$\begingroup$

I currently have a long timestamp measured in units of 100ns elapsed since January 1st, 1900. I need to convert it to milliseconds.

I have the choice of either multiplying by 0.0001 or dividing by 10_000. Although at first glance they sound the same, the former would actually cause an implicit cast to a double - the latter would of course result in another long with the remainder truncated.

Which would yield a better result? Obviously double is an imprecise type that introduces errors due to the use of a mantissa, floating radix, and exponent, but would that error be less or more than the error from performing the simple integer division? Or would the error be demonstrably negligible?

To give an example of one of my values, here is one of the timestamps: 38348440316924872 .

I'm specifically referring to C#, but this question should be general to computer science.

$\endgroup$

1 Answer 1

3
$\begingroup$

I think the answer to your question really depends on what you want to achieve, namely:

  • Do you need the measure to be more precise than milliseconds?

If the answer to the first question is yes:

  • I think double is a reasonable choice. In the range of the number you gave the worse error I got is with 38348440316924876 where if multiplied with 0.0001 gave me 3834844031692.4883.
  • A even better solution might be to use a fixed point number where in the underling data structure stores the 100ns steps and abstracts in a way that it feels like working with milliseconds.

If the answer to the question is no:

  • I would just divide by 10000, if you want the value to be rounded and not truncated I would just apply this formula $\frac{x + 5000}{10000}$ to get a rounded value.

Edit: I did not really answer your question, but as you can see the error with double is much smaller than the one you would be getting with long

$\endgroup$
4
  • $\begingroup$ I need error to be less than +-0.5ms. $\endgroup$
    – Bassinator
    Jul 9, 2021 at 21:19
  • 2
    $\begingroup$ The formula x + 5000 / 10000 guarantees an error smaller than 0.5. I am pretty sure you would be fine with double on the range of the number you gave but bigger the number gets the bigger the error also becomes. $\endgroup$ Jul 9, 2021 at 21:24
  • $\begingroup$ Do you mind sharing how you came to that conclusion re: guaranteeing a given error. $\endgroup$
    – Bassinator
    Jul 9, 2021 at 21:34
  • 1
    $\begingroup$ Yeah sure.
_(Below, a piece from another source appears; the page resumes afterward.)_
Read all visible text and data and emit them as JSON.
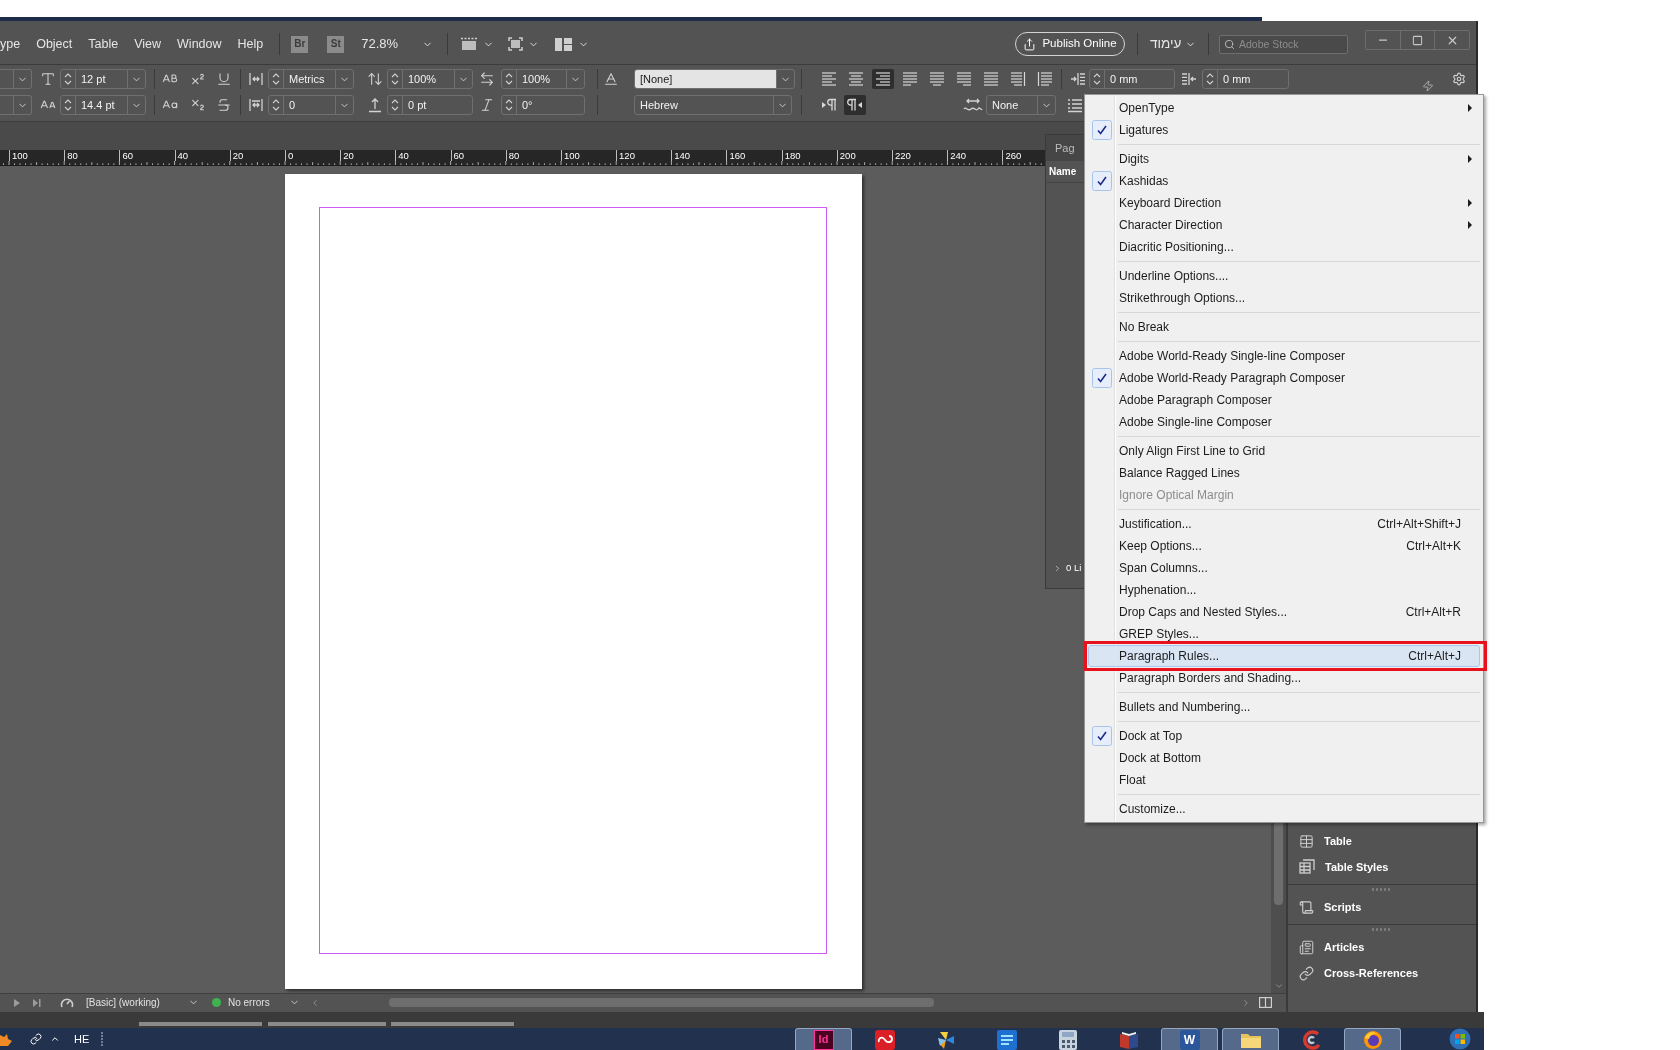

If you divide by 10000 you are guaranteed that the truncated value adds a negative value (in steps of 100ns) between -0 and -9999. If you add 5000 to the original value then the value added is between 5000 and -4999. That in milliseconds is +-0.5ms. $\endgroup$ Jul 9, 2021 at 21:42

Your Answer

By clicking “Post Your Answer”, you agree to our terms of service, privacy policy and cookie policy

Not the answer you're looking for? Browse other questions tagged or ask your own question.